Dr. Harrison writes, “As languages fall out of use into forgetfulness, entire genres of oral tradition–stories, songs, and epics–rapidly approach extinction. Only a small fraction have ever been recorded or set down in books. And the tales captured in books, when no longer spoken, will exist as mere shadows of a once vibrant tradition. We stand to lose volumes: entire worldviews, religious beliefs, creation myths, observations about life, technologies for how to domesticate animals and cultivate plans, histories of migration and settlement, and collective wisdom. And we will lose insight into how humans fine-tune memory to preserve and transmit epic tales.”

And studying small, endangered languages and not just the big ones teaches us about how humans think. “Imagine a zoologist describing mammals by looking only at the top hundred most common ones. It would be easier to examine dogs and cats and cows and rabbits, all of which are composed of the same building blocks as other mammals. But if we did, we would never know that a mammal could swim (whales), fly (bats), lay eggs (echidna), use tools (sea otters and orangutans), or have an inflatable balloon growing from its head (male hooded seal). Ignorance of unusual mammals would impoverish our notion of what mammals could be. It is precisely the weird and wonderful exceptions that afford us a full view of the possibilities.”

Dr. Harrison frequently uses the word “impoverish” in his book, and it perfectly captures what happens when languages die.

Saturday, September 08, 2007

Visibly and Expertly Done: Criticizing Criticism

During one of my many plane trips this summer, I was catching up on reading. In an issue of The New Yorker from July, I noticed that a review of a translated novel (Christian Jungersen's The Exception) described the book as "invisibly and expertly translated from the Danish by Anna Paterson". What exactly did the reviewer, Jeffrey Frank, mean by this? Was the translation expertly done because it was invisible? Would he have criticized the translation if he had felt it was in some way visible? Did he mean that the translation was both invisible and expert? Mr. Frank, I have learned, is fluent in Danish and has recently translated, together with his wife, The Stories of Hans Christian Andersen: A New Translation from the Danish, so obviously he can compare the source and target texts and also is familiar with the work of translators, all of which makes me wonder if he would like his own translations reviewed as "invisible." What does that term mean to him and to other reviewers of translations?

As I have posted before, critiquing a translation means much more than simply reading it as a text written in the target language and seeing whether you can tell that it was translated, and I wish reviewers, especially at such major magazines as The New Yorker, would start to understand that.
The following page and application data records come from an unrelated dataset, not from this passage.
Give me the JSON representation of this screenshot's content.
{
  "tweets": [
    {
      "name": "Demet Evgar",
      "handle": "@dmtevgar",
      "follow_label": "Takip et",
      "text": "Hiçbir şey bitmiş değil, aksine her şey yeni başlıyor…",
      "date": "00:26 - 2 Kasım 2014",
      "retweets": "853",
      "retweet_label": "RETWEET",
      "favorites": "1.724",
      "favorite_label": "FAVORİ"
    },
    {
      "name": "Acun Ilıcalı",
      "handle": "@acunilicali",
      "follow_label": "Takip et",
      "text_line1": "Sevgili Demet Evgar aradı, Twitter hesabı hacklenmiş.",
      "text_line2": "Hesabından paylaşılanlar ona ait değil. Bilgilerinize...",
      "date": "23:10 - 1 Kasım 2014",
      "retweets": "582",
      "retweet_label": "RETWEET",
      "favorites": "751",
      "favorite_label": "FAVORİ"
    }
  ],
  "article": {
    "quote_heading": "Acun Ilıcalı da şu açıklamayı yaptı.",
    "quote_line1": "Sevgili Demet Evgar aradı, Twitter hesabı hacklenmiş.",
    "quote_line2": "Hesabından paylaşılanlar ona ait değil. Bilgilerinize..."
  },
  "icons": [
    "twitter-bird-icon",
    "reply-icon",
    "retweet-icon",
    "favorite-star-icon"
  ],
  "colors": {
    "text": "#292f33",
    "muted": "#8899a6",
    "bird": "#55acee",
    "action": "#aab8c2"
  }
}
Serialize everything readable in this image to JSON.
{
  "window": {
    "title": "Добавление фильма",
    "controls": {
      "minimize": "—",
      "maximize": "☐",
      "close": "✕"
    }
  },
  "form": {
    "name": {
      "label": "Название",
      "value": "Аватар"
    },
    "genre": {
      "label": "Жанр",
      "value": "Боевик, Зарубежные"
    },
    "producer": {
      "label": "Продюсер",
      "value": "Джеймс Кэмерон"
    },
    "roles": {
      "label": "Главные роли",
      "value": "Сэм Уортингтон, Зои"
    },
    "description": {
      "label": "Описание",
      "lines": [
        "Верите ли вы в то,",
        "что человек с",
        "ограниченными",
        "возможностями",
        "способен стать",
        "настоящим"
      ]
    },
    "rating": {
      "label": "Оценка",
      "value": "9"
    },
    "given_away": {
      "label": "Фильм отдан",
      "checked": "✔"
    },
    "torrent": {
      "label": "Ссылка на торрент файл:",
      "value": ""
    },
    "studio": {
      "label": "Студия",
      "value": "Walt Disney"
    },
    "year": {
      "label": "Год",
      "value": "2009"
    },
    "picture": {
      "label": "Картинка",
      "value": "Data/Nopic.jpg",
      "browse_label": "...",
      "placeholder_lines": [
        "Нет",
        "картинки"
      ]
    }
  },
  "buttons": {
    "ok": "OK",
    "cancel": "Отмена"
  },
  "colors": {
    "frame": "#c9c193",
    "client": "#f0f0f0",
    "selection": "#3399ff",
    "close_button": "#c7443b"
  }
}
I would be curious to know why the idea of "invisibility" persists.

Tuesday, September 04, 2007

Thinking of 'You'

During the past couple of days, I was reading a novel by a Swedish author whose work I think should be in English. As I was reading it, I thought about some aspects of the book that would make it challenging to translate. One of the primary things I noticed was that the book was written in second person -- sometimes in second person singular and sometimes in second person plural. English has only one word for both of these ('you'), but Swedish has two words ('du' for the singular and 'ni' for the plural), so in Swedish it was very clear when the narrator was referring to one person and when two or more people were being referred to. It would sound awkward to always write in English 'you two' or 'you all' or something along those lines, but how else could a translator portray the difference between 'du' and 'ni'? Obviously, just using the word 'you' for both singular and plural would ignore certain nuances of the Swedish text.

Similarly, Swedish, like some other languages, uses the second person plural as a polite form of singular 'you' (other languages use the third person as a polite form, and still others, of course, have an entire system of polite language). English does not show politeness through the choice of person, so what is the best way for a translator to capture the sense of politeness imbedded in word choice? Sometimes titles can work, but not in all situations.

So how do translators solve a problem like 'you'?